  • Alban Berg
  • Milton Babbitt and Serialism
  • Assignment 10: First Installment Final Project

Lesson 11: Composers in the Twentieth Century: Ives, Copeland, Seeger, Barber, and Chávez

  • Timeline: The Early Twentieth Century
  • Béla Bartók (1881–1945)
  • Charles Ives
  • Ruth Crawford Seeger
  • Aaron Copeland
  • Samuel Barber
  • Music in Latin America
  • Assignment 11: Second Installment of the Final Project

Lesson 12: Music after 1945: Chance, Electronic, Textures, and Minimalism

  • Timeline: Contemporary Music
  • Krzysztof Penderecki
  • Chance Music: John Cage
  • Electronic Music
  • New Textures
  • Steve Reich and Minimalism
  • Joan Tower
  • John Adams: Transformation of Minimalism
  • Returning to the Known: Music of the Recent Past
  • Ellen Taaffe Zwilich
  • Assignment 12: Last Installment of the Final Project


Prerequisites and Course-Specific Requirements 

Prerequisite Courses, Knowledge, and/or Skills
This course does not have any prerequisites.


Student Deals
After enrolling, be sure to check out our Student Deals page for various offers on software, hardware, and more.

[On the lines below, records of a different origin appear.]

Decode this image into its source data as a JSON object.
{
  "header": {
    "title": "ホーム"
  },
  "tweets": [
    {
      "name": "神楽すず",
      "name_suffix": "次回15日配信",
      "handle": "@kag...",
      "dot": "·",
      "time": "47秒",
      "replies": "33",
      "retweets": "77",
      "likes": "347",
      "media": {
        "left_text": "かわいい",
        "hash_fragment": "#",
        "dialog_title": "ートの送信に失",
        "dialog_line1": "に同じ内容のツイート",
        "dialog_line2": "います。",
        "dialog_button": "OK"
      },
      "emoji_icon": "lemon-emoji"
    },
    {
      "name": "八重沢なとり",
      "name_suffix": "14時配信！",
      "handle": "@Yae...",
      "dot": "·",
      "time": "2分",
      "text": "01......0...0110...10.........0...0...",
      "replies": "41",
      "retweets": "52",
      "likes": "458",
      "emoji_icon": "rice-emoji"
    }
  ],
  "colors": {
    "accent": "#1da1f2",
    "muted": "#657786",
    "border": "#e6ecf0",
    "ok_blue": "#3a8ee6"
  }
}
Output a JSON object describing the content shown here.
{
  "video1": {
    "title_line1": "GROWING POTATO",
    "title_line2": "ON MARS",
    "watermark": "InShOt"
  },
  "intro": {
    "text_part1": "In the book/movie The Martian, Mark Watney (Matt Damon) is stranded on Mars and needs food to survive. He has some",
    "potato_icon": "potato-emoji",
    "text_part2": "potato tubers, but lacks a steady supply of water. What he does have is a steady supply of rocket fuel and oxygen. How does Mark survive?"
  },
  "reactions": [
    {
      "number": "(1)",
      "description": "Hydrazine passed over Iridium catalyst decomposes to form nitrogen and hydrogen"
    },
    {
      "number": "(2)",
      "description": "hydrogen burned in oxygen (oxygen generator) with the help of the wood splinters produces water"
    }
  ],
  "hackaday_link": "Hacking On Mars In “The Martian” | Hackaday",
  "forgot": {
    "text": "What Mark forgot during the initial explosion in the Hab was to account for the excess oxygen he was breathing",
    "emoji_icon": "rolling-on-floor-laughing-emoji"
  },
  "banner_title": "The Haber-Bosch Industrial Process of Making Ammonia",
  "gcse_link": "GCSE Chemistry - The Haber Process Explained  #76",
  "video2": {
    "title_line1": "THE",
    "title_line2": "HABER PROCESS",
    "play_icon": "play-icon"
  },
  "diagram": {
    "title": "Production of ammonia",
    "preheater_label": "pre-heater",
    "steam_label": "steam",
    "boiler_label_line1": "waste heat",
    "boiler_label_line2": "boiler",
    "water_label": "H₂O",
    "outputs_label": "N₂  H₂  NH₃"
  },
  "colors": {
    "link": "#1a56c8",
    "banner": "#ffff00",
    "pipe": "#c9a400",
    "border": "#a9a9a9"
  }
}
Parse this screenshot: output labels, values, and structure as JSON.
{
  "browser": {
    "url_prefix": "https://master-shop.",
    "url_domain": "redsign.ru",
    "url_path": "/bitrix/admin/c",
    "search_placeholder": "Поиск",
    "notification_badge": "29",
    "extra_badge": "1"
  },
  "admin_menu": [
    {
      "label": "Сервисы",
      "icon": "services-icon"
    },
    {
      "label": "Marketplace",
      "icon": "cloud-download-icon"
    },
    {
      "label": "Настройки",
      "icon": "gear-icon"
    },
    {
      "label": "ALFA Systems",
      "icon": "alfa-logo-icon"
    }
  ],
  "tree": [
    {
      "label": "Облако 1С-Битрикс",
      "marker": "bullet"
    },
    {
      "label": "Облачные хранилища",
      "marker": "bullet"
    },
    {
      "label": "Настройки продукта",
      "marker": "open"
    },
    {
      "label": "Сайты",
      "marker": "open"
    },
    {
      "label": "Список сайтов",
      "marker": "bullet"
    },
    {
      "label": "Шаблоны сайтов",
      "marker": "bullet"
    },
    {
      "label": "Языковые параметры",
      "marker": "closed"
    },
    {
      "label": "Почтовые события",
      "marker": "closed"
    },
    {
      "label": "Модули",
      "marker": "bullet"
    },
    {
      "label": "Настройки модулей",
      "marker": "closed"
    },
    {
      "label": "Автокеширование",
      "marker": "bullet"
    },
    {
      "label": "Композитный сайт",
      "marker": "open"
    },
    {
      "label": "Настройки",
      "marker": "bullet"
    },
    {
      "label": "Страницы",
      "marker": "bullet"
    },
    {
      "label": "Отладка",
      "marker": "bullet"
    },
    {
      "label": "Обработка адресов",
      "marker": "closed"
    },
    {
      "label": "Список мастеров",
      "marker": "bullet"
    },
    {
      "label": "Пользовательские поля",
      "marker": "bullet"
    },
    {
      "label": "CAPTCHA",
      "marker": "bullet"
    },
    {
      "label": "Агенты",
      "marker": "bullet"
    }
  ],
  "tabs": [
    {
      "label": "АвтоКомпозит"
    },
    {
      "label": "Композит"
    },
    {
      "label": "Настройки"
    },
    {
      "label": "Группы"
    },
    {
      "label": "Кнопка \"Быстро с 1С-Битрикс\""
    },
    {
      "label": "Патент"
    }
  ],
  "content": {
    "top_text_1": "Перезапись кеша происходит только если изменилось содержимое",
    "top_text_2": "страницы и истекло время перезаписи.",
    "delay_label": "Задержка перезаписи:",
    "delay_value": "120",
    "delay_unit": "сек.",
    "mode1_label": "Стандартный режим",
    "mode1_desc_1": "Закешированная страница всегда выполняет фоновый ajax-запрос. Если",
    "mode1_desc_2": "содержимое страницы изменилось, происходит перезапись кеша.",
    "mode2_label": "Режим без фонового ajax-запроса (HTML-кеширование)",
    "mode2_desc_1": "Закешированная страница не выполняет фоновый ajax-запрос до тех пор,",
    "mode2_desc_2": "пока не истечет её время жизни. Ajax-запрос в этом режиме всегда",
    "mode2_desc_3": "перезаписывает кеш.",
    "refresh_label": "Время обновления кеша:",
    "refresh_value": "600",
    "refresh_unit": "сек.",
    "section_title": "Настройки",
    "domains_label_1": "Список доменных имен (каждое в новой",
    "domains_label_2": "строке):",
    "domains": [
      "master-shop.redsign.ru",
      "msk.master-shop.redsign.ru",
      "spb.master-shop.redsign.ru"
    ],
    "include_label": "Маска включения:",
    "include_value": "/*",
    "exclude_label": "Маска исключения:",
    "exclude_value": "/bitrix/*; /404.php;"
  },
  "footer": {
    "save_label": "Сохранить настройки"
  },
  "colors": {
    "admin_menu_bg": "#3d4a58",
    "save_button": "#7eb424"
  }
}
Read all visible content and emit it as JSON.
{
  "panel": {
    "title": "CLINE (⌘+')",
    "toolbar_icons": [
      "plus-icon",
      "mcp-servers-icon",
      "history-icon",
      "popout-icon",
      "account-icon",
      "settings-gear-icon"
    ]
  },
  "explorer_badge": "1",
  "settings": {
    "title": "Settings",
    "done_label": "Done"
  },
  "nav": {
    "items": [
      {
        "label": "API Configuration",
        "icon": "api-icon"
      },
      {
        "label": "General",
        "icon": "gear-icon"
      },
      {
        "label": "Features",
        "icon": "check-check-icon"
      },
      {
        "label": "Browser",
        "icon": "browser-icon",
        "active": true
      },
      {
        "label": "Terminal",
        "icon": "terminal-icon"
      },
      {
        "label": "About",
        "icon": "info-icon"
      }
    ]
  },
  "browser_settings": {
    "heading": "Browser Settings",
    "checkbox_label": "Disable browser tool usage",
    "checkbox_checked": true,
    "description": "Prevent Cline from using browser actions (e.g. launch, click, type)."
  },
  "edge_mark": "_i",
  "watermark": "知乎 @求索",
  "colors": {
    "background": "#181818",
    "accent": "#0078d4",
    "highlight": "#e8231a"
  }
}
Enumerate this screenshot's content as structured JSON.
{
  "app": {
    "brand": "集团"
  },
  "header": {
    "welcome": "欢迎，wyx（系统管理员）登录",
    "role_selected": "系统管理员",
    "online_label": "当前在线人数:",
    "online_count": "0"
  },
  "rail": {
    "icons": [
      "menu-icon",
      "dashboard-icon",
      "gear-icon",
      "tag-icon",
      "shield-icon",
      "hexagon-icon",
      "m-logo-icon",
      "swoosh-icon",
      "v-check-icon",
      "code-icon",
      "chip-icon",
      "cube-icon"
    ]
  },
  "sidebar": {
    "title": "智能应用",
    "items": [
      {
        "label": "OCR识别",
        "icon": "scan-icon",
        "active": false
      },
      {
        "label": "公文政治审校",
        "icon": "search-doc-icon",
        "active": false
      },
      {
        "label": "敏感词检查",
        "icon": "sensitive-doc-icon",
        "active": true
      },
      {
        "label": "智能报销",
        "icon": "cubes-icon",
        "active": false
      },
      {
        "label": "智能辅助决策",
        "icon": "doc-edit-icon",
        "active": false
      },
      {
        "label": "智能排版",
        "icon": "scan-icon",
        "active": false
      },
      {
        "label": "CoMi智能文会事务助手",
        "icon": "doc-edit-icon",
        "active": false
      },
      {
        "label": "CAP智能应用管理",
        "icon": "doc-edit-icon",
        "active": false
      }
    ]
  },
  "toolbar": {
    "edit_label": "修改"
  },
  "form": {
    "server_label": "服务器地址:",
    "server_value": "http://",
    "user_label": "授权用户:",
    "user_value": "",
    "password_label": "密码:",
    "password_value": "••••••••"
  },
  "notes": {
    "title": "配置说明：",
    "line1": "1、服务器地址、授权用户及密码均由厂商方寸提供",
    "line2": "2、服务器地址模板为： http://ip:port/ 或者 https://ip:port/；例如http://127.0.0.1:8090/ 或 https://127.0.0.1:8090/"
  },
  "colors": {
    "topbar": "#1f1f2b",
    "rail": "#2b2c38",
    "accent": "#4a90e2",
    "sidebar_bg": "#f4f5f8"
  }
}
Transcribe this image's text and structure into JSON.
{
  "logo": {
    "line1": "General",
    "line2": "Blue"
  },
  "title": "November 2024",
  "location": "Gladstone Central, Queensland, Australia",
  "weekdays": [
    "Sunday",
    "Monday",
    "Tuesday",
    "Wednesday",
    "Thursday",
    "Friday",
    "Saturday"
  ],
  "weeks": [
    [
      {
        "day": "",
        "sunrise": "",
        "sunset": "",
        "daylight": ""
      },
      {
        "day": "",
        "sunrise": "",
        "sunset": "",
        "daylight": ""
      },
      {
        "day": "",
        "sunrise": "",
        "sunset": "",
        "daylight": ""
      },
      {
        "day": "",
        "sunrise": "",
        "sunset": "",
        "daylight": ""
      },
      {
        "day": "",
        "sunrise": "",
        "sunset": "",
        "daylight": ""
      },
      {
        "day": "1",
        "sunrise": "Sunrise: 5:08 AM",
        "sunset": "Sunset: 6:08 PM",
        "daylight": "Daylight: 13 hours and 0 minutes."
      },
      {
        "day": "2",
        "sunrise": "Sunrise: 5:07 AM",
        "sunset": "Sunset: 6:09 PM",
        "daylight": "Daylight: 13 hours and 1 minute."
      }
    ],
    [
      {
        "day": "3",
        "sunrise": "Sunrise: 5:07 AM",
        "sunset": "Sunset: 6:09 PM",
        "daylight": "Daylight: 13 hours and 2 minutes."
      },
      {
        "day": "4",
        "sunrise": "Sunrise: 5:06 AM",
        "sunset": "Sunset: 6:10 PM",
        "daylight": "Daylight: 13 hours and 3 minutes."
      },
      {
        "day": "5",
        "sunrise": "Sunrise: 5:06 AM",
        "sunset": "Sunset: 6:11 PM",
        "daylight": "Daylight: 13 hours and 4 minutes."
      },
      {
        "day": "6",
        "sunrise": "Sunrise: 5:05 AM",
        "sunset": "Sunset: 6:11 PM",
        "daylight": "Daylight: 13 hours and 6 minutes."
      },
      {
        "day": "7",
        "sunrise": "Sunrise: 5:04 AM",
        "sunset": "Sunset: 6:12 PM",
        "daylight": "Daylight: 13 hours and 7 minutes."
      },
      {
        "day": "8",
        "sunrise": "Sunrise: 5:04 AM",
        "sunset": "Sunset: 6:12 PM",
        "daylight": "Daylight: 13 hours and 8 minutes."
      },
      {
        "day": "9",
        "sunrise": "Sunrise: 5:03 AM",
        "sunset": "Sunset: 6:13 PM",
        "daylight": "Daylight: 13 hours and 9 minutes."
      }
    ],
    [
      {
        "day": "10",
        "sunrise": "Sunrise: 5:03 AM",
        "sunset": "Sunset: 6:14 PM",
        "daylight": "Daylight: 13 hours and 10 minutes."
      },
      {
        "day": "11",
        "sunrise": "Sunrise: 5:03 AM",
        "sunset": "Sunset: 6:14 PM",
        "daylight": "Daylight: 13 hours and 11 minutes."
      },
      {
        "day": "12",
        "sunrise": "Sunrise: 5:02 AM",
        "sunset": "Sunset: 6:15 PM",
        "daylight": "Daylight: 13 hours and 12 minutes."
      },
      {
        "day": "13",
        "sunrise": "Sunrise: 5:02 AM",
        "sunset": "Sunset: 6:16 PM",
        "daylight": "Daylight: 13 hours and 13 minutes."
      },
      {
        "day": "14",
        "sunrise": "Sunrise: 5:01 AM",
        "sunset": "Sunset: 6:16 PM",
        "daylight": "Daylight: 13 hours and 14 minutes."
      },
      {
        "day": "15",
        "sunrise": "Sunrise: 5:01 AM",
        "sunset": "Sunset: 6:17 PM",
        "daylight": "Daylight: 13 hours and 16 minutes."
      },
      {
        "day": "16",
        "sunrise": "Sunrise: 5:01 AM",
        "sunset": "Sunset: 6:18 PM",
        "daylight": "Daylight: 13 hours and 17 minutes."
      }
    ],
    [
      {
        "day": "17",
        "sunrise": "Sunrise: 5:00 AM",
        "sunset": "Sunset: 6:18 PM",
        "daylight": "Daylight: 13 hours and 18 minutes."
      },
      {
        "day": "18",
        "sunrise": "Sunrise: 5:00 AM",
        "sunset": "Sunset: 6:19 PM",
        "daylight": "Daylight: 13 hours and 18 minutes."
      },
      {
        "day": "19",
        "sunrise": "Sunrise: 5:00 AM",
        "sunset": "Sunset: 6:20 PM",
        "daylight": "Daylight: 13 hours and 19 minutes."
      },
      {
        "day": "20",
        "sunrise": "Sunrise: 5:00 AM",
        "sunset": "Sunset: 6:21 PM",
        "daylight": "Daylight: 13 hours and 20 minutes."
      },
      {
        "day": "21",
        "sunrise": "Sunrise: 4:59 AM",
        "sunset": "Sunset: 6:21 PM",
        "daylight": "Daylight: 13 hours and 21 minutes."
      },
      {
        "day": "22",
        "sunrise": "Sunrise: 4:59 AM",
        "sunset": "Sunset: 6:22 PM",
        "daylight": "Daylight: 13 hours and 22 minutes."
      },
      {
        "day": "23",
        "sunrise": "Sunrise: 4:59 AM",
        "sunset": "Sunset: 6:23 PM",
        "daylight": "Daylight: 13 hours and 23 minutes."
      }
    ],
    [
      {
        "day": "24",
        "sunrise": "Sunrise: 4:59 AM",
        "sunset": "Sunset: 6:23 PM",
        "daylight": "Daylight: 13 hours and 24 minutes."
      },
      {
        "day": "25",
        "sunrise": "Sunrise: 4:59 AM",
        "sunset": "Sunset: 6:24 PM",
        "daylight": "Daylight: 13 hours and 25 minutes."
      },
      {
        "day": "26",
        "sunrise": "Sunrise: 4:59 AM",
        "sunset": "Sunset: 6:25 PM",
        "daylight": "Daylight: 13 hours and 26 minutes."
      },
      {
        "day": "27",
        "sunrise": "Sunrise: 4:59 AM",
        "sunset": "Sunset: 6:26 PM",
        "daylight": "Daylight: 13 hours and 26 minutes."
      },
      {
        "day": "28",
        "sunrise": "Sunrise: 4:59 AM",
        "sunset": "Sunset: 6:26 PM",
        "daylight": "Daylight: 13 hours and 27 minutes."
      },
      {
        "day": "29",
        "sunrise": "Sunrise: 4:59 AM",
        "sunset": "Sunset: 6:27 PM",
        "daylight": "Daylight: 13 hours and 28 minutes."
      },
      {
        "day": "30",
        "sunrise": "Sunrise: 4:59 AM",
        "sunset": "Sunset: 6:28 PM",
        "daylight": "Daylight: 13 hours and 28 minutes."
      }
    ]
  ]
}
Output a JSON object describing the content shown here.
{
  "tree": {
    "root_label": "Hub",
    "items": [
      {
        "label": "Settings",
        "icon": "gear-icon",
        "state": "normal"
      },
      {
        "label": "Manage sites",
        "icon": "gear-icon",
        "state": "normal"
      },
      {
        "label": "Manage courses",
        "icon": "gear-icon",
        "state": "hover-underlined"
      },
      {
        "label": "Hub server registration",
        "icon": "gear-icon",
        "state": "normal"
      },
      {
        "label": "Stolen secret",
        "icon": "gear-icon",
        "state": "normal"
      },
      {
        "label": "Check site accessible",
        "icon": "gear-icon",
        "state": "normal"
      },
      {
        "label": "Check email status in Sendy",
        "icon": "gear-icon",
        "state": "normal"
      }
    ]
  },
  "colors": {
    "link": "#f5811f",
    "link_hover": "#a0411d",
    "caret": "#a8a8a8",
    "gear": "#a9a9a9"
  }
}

Please contact with any questions.

General Course Requirements

Below are the minimum requirements to access the course environment and participate in Live Classes. Please make sure to also check the Prerequisites and Course-Specific Requirements section above, and ensure your computer meets or exceeds the minimum system requirements for all software needed for your course. 

Mac Users

PC Users

All Users

  • Latest version of Google Chrome
  • Zoom meeting software
  • Webcam
  • Speakers or headphones
  • External or internal microphone
  • Broadband Internet connection


Dr. Tom Rudolph

Author & Instructor

Dr. Tom Rudolph is an adjunct instructor for Berklee Online, the University of the Arts, Central Connecticut State University, VanderCook MECA, and the Rutgers Mason Gross School of Music. He has authored multiple online courses in music technology and music history. His books include: The Musical iPad, The iPad in the Music Studio, Finale: An Easy Guide to Music Notation (Third Edition), Sibelius: A Comprehensive Guide to Sibelius Music Notation Software (Second Edition), Teaching Music with Technology (Second Edition), Recording in the Digital World, YouTube in Music Education and Finding Funds for Music Technology. He was one of four co-authors of the TIME publication, Technology Strategies for Music Education. Rudolph is the co-author of the Alfred Music Tech Series that includes: Playing Keyboard, Music Production and MIDI Sequencing, and Composing with Notation Software. He has published many articles on music technology that have appeared in the Music Educators Journal, The Instrumentalist, and DownBeat magazine. In addition to his work in music technology, Dr. Rudolph is a trumpet performer in the Philadelphia area and performs with a group called Gaudeamus. His compositions and arrangements have been published by Neil Kjos and Northeastern Music Publications, Inc.


Contact our Academic Advisors by phone at 1-866-BERKLEE (U.S.), 1-617-747-2146 (INT'L), or by email at

Get Info